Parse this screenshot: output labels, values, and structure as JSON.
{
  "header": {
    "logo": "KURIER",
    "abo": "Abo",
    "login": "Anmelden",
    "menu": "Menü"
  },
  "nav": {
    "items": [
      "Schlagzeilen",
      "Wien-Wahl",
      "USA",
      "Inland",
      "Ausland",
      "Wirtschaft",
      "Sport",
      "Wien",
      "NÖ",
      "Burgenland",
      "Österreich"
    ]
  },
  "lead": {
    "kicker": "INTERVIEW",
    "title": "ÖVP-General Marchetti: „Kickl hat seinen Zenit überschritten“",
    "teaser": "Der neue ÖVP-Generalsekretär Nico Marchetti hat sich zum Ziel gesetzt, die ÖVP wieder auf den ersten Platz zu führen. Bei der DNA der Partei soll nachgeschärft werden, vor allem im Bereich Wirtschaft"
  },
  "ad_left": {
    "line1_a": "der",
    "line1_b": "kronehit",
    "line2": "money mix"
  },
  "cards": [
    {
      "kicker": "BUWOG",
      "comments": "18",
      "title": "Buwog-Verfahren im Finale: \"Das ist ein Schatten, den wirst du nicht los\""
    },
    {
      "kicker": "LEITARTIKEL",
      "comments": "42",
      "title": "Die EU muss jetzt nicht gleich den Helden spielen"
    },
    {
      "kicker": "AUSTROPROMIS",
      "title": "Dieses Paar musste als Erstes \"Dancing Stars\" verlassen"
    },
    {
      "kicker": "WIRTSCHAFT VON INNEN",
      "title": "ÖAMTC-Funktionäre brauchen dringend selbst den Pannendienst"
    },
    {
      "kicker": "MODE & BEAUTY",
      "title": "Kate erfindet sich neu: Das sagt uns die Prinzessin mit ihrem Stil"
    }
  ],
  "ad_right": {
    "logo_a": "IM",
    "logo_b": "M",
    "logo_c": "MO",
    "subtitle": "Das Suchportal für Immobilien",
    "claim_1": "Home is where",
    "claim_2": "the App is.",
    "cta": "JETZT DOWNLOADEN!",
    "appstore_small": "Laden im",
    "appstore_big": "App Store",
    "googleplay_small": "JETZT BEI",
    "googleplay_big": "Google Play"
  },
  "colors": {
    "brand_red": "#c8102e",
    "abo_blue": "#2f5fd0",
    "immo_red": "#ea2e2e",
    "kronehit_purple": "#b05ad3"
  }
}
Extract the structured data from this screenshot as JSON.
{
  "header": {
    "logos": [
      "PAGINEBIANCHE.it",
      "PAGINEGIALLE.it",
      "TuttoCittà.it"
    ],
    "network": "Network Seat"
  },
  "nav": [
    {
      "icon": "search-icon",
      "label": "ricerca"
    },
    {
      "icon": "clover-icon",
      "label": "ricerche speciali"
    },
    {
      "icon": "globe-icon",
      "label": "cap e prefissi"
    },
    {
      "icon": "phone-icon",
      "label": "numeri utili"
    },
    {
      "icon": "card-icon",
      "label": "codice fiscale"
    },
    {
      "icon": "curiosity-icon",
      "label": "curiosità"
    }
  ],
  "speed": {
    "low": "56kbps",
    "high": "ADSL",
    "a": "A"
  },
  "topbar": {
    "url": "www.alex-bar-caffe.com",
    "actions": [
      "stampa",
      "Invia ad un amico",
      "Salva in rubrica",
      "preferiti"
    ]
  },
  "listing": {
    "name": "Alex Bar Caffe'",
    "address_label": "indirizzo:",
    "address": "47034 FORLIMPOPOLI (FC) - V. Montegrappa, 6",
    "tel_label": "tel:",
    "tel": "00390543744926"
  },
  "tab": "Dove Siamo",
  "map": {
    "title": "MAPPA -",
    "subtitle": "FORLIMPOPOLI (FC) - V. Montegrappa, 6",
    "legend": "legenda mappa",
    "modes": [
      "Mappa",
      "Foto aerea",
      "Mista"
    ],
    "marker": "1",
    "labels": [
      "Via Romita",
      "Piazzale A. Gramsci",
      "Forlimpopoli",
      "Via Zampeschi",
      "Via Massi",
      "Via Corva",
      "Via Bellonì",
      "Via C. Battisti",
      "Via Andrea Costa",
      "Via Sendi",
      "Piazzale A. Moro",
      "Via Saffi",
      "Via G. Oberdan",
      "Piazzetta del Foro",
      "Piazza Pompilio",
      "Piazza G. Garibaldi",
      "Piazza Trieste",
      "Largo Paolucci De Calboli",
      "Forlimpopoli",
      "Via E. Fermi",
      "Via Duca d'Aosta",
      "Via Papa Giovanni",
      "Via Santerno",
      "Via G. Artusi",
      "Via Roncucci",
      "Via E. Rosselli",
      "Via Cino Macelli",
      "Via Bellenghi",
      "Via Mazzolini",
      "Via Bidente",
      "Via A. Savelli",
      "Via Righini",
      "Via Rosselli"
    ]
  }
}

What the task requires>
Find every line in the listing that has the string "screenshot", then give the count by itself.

Written response>
2